[Records from a data source]
★ ★ ★ ★ ★ ★ ★
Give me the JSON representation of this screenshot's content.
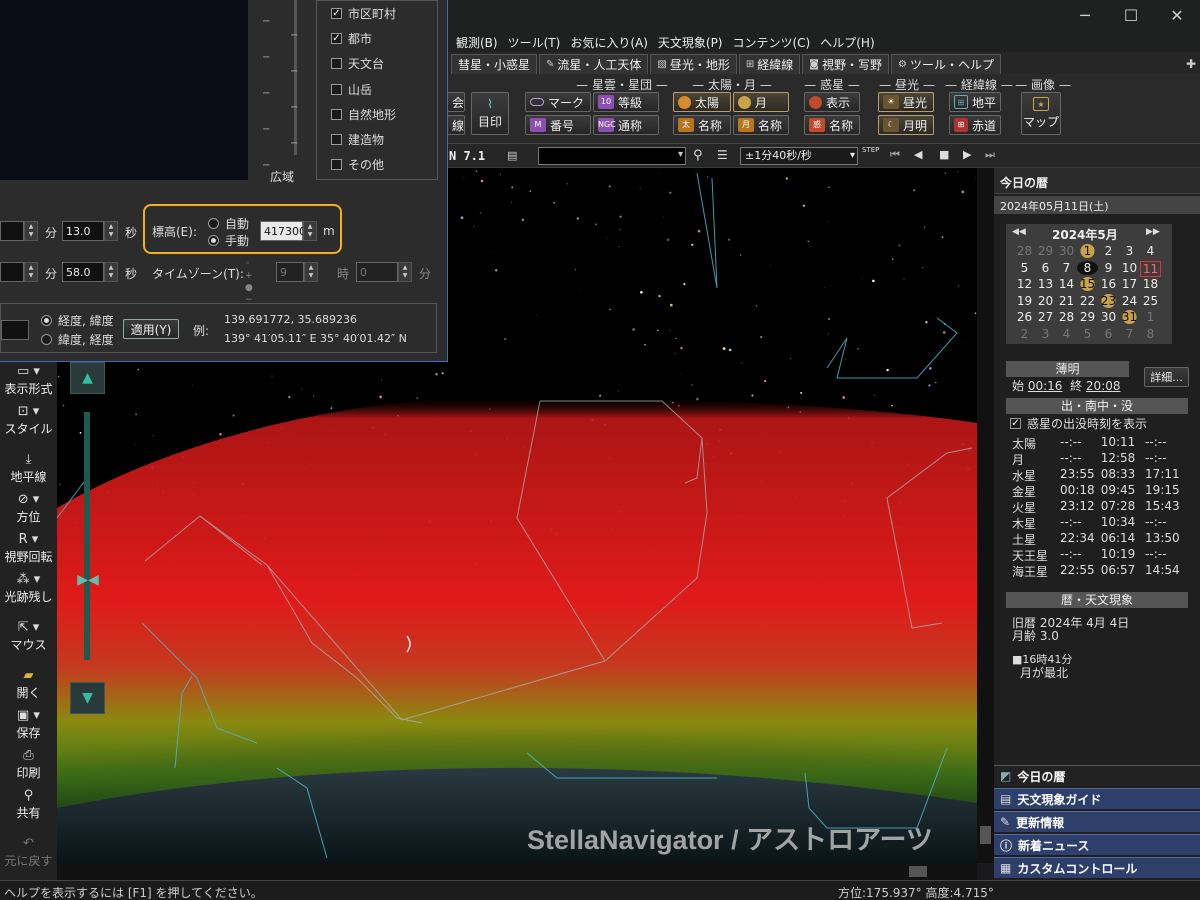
{
  "window": {
    "minimize": "─",
    "maximize": "☐",
    "close": "✕"
  },
  "menu": [
    "観測(B)",
    "ツール(T)",
    "お気に入り(A)",
    "天文現象(P)",
    "コンテンツ(C)",
    "ヘルプ(H)"
  ],
  "tabs": [
    "彗星・小惑星",
    "流星・人工天体",
    "昼光・地形",
    "経緯線",
    "視野・写野",
    "ツール・ヘルプ"
  ],
  "ribbon": {
    "groups": {
      "nebula": "星雲・星団",
      "sunmoon": "太陽・月",
      "planet": "惑星",
      "daylight": "昼光",
      "grid": "経緯線",
      "image": "画像"
    },
    "mark": "マーク",
    "magnitude": "等級",
    "number": "番号",
    "common_name": "通称",
    "sun": "太陽",
    "moon": "月",
    "sun_name": "名称",
    "moon_name": "名称",
    "planet_show": "表示",
    "planet_name": "名称",
    "daylight": "昼光",
    "moonlight": "月明",
    "horizon": "地平",
    "equator": "赤道",
    "map": "マップ",
    "seal": "目印",
    "partial1": "会",
    "partial2": "線"
  },
  "toolbar2": {
    "fov": "N  7.1",
    "time_step": "±1分40秒/秒",
    "step_label": "STEP"
  },
  "dialog": {
    "checks": [
      {
        "label": "市区町村",
        "checked": true
      },
      {
        "label": "都市",
        "checked": true
      },
      {
        "label": "天文台",
        "checked": false
      },
      {
        "label": "山岳",
        "checked": false
      },
      {
        "label": "自然地形",
        "checked": false
      },
      {
        "label": "建造物",
        "checked": false
      },
      {
        "label": "その他",
        "checked": false
      }
    ],
    "wide": "広域",
    "min_label": "分",
    "sec_label": "秒",
    "sec1": "13.0",
    "sec2": "58.0",
    "elev_label": "標高(E):",
    "auto": "自動",
    "manual": "手動",
    "elev_value": "417300",
    "unit_m": "m",
    "tz_label": "タイムゾーン(T):",
    "tz_hour": "9",
    "tz_min": "0",
    "hour": "時",
    "minute": "分",
    "fmt1": "経度, 緯度",
    "fmt2": "緯度, 経度",
    "apply": "適用(Y)",
    "example_label": "例:",
    "example1": "139.691772, 35.689236",
    "example2": "139° 41′05.11″ E 35° 40′01.42″ N"
  },
  "left_panel": [
    "表示形式",
    "スタイル",
    "地平線",
    "方位",
    "視野回転",
    "光跡残し",
    "マウス",
    "開く",
    "保存",
    "印刷",
    "共有",
    "元に戻す"
  ],
  "sky": {
    "watermark": "StellaNavigator / アストロアーツ"
  },
  "right_panel": {
    "title": "今日の暦",
    "date": "2024年05月11日(土)",
    "cal_month": "2024年5月",
    "cal_prev": "◀◀",
    "cal_next": "▶▶",
    "cal_rows": [
      [
        "28",
        "29",
        "30",
        "1",
        "2",
        "3",
        "4"
      ],
      [
        "5",
        "6",
        "7",
        "8",
        "9",
        "10",
        "11"
      ],
      [
        "12",
        "13",
        "14",
        "15",
        "16",
        "17",
        "18"
      ],
      [
        "19",
        "20",
        "21",
        "22",
        "23",
        "24",
        "25"
      ],
      [
        "26",
        "27",
        "28",
        "29",
        "30",
        "31",
        "1"
      ],
      [
        "2",
        "3",
        "4",
        "5",
        "6",
        "7",
        "8"
      ]
    ],
    "twilight": "薄明",
    "tw_start_label": "始",
    "tw_start": "00:16",
    "tw_end_label": "終",
    "tw_end": "20:08",
    "details": "詳細...",
    "rise_title": "出・南中・没",
    "show_planets": "惑星の出没時刻を表示",
    "planets": [
      [
        "太陽",
        "--:--",
        "10:11",
        "--:--"
      ],
      [
        "月",
        "--:--",
        "12:58",
        "--:--"
      ],
      [
        "水星",
        "23:55",
        "08:33",
        "17:11"
      ],
      [
        "金星",
        "00:18",
        "09:45",
        "19:15"
      ],
      [
        "火星",
        "23:12",
        "07:28",
        "15:43"
      ],
      [
        "木星",
        "--:--",
        "10:34",
        "--:--"
      ],
      [
        "土星",
        "22:34",
        "06:14",
        "13:50"
      ],
      [
        "天王星",
        "--:--",
        "10:19",
        "--:--"
      ],
      [
        "海王星",
        "22:55",
        "06:57",
        "14:54"
      ]
    ],
    "events_title": "暦・天文現象",
    "lunar": "旧暦  2024年 4月 4日",
    "moon_age": "月齢 3.0",
    "event1": "■16時41分",
    "event2": "月が最北",
    "links": [
      "今日の暦",
      "天文現象ガイド",
      "更新情報",
      "新着ニュース",
      "カスタムコントロール"
    ]
  },
  "status": {
    "help": "ヘルプを表示するには [F1] を押してください。",
    "coords": "方位:175.937°  高度:4.715°"
  }
}
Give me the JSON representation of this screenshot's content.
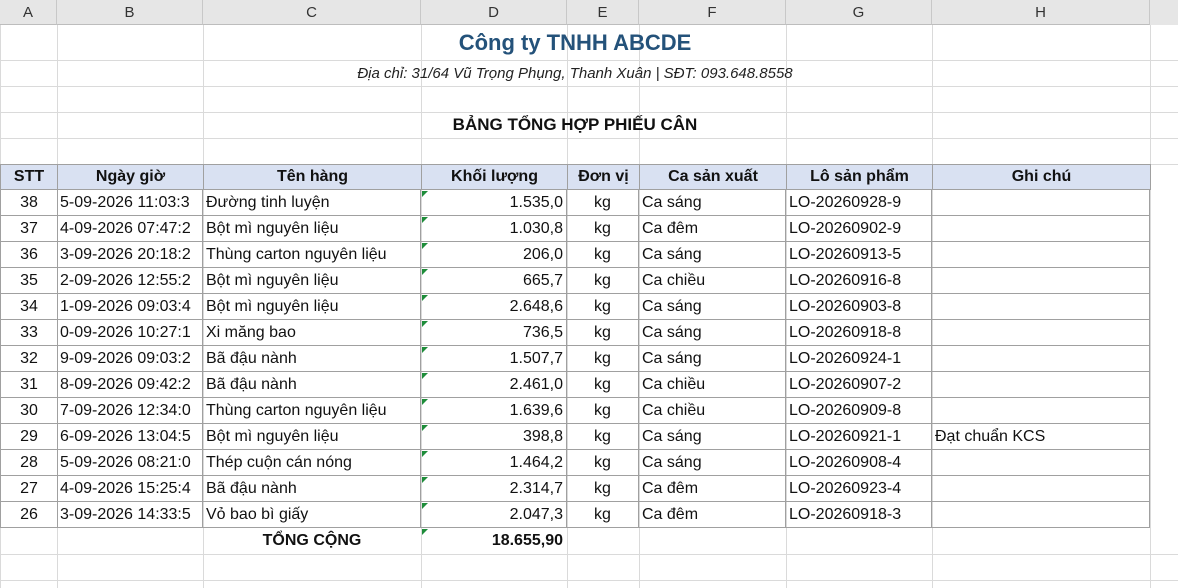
{
  "column_headers": [
    "A",
    "B",
    "C",
    "D",
    "E",
    "F",
    "G",
    "H"
  ],
  "company_name": "Công ty TNHH ABCDE",
  "address_line": "Địa chỉ: 31/64 Vũ Trọng Phụng, Thanh Xuân | SĐT: 093.648.8558",
  "report_title": "BẢNG TỔNG HỢP PHIẾU CÂN",
  "table": {
    "headers": [
      "STT",
      "Ngày giờ",
      "Tên hàng",
      "Khối lượng",
      "Đơn vị",
      "Ca sản xuất",
      "Lô sản phẩm",
      "Ghi chú"
    ],
    "rows": [
      [
        "38",
        "5-09-2026 11:03:3",
        "Đường tinh luyện",
        "1.535,0",
        "kg",
        "Ca sáng",
        "LO-20260928-9",
        ""
      ],
      [
        "37",
        "4-09-2026 07:47:2",
        "Bột mì nguyên liệu",
        "1.030,8",
        "kg",
        "Ca đêm",
        "LO-20260902-9",
        ""
      ],
      [
        "36",
        "3-09-2026 20:18:2",
        "Thùng carton nguyên liệu",
        "206,0",
        "kg",
        "Ca sáng",
        "LO-20260913-5",
        ""
      ],
      [
        "35",
        "2-09-2026 12:55:2",
        "Bột mì nguyên liệu",
        "665,7",
        "kg",
        "Ca chiều",
        "LO-20260916-8",
        ""
      ],
      [
        "34",
        "1-09-2026 09:03:4",
        "Bột mì nguyên liệu",
        "2.648,6",
        "kg",
        "Ca sáng",
        "LO-20260903-8",
        ""
      ],
      [
        "33",
        "0-09-2026 10:27:1",
        "Xi măng bao",
        "736,5",
        "kg",
        "Ca sáng",
        "LO-20260918-8",
        ""
      ],
      [
        "32",
        "9-09-2026 09:03:2",
        "Bã đậu nành",
        "1.507,7",
        "kg",
        "Ca sáng",
        "LO-20260924-1",
        ""
      ],
      [
        "31",
        "8-09-2026 09:42:2",
        "Bã đậu nành",
        "2.461,0",
        "kg",
        "Ca chiều",
        "LO-20260907-2",
        ""
      ],
      [
        "30",
        "7-09-2026 12:34:0",
        "Thùng carton nguyên liệu",
        "1.639,6",
        "kg",
        "Ca chiều",
        "LO-20260909-8",
        ""
      ],
      [
        "29",
        "6-09-2026 13:04:5",
        "Bột mì nguyên liệu",
        "398,8",
        "kg",
        "Ca sáng",
        "LO-20260921-1",
        "Đạt chuẩn KCS"
      ],
      [
        "28",
        "5-09-2026 08:21:0",
        "Thép cuộn cán nóng",
        "1.464,2",
        "kg",
        "Ca sáng",
        "LO-20260908-4",
        ""
      ],
      [
        "27",
        "4-09-2026 15:25:4",
        "Bã đậu nành",
        "2.314,7",
        "kg",
        "Ca đêm",
        "LO-20260923-4",
        ""
      ],
      [
        "26",
        "3-09-2026 14:33:5",
        "Vỏ bao bì giấy",
        "2.047,3",
        "kg",
        "Ca đêm",
        "LO-20260918-3",
        ""
      ]
    ],
    "total_label": "TỔNG CỘNG",
    "total_value": "18.655,90"
  },
  "colors": {
    "title": "#24527a",
    "header_fill": "#d9e1f2",
    "indicator": "#1e8c3a"
  }
}
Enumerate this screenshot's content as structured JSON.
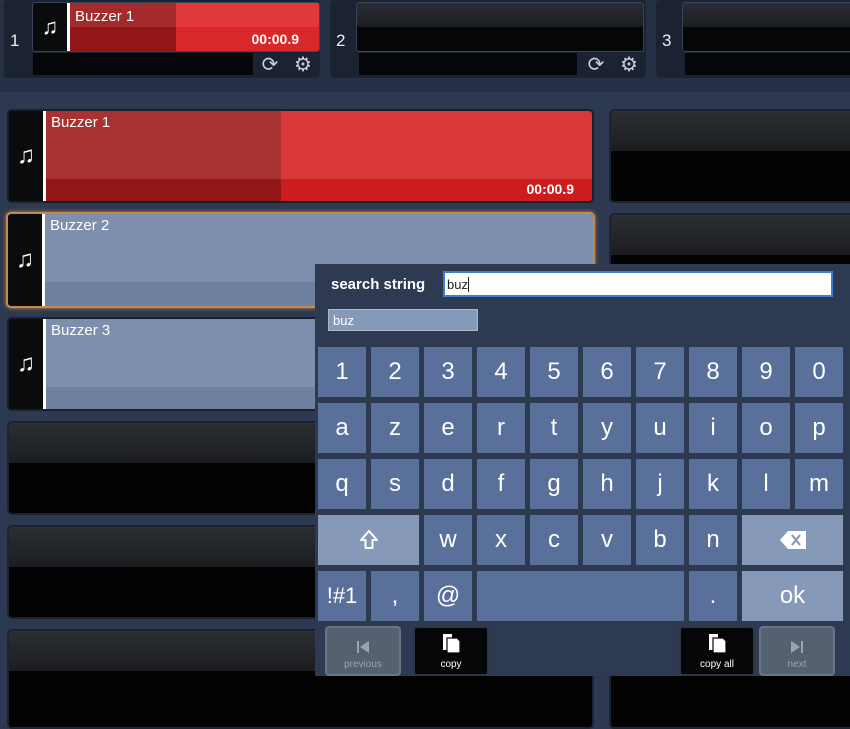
{
  "decks": [
    {
      "number": "1",
      "title": "Buzzer 1",
      "time": "00:00.9"
    },
    {
      "number": "2",
      "title": "",
      "time": ""
    },
    {
      "number": "3",
      "title": "",
      "time": ""
    }
  ],
  "tiles": [
    {
      "title": "Buzzer 1",
      "time": "00:00.9",
      "state": "playing"
    },
    {
      "title": "Buzzer 2",
      "time": "",
      "state": "selected"
    },
    {
      "title": "Buzzer 3",
      "time": "",
      "state": "idle"
    }
  ],
  "search": {
    "label": "search string",
    "value": "buz",
    "suggestion": "buz"
  },
  "keyboard": {
    "row1": [
      "1",
      "2",
      "3",
      "4",
      "5",
      "6",
      "7",
      "8",
      "9",
      "0"
    ],
    "row2": [
      "a",
      "z",
      "e",
      "r",
      "t",
      "y",
      "u",
      "i",
      "o",
      "p"
    ],
    "row3": [
      "q",
      "s",
      "d",
      "f",
      "g",
      "h",
      "j",
      "k",
      "l",
      "m"
    ],
    "row4": [
      "w",
      "x",
      "c",
      "v",
      "b",
      "n"
    ],
    "symbols": "!#1",
    "comma": ",",
    "at": "@",
    "dot": ".",
    "ok": "ok"
  },
  "buttons": {
    "previous": "previous",
    "copy": "copy",
    "copy_all": "copy all",
    "next": "next"
  },
  "colors": {
    "playing": "#d9282a",
    "tile_selected": "#7d8fad",
    "key": "#58709a",
    "key_light": "#8799b8"
  },
  "icons": [
    "music-note-icon",
    "loop-icon",
    "gear-icon",
    "shift-icon",
    "backspace-icon",
    "skip-previous-icon",
    "copy-icon",
    "skip-next-icon"
  ]
}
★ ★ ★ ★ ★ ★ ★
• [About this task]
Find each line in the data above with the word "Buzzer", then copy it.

• [Task response]
      "title": "Buzzer 1",
      "title": "Buzzer 1",
      "title": "Buzzer 2",
      "title": "Buzzer 3",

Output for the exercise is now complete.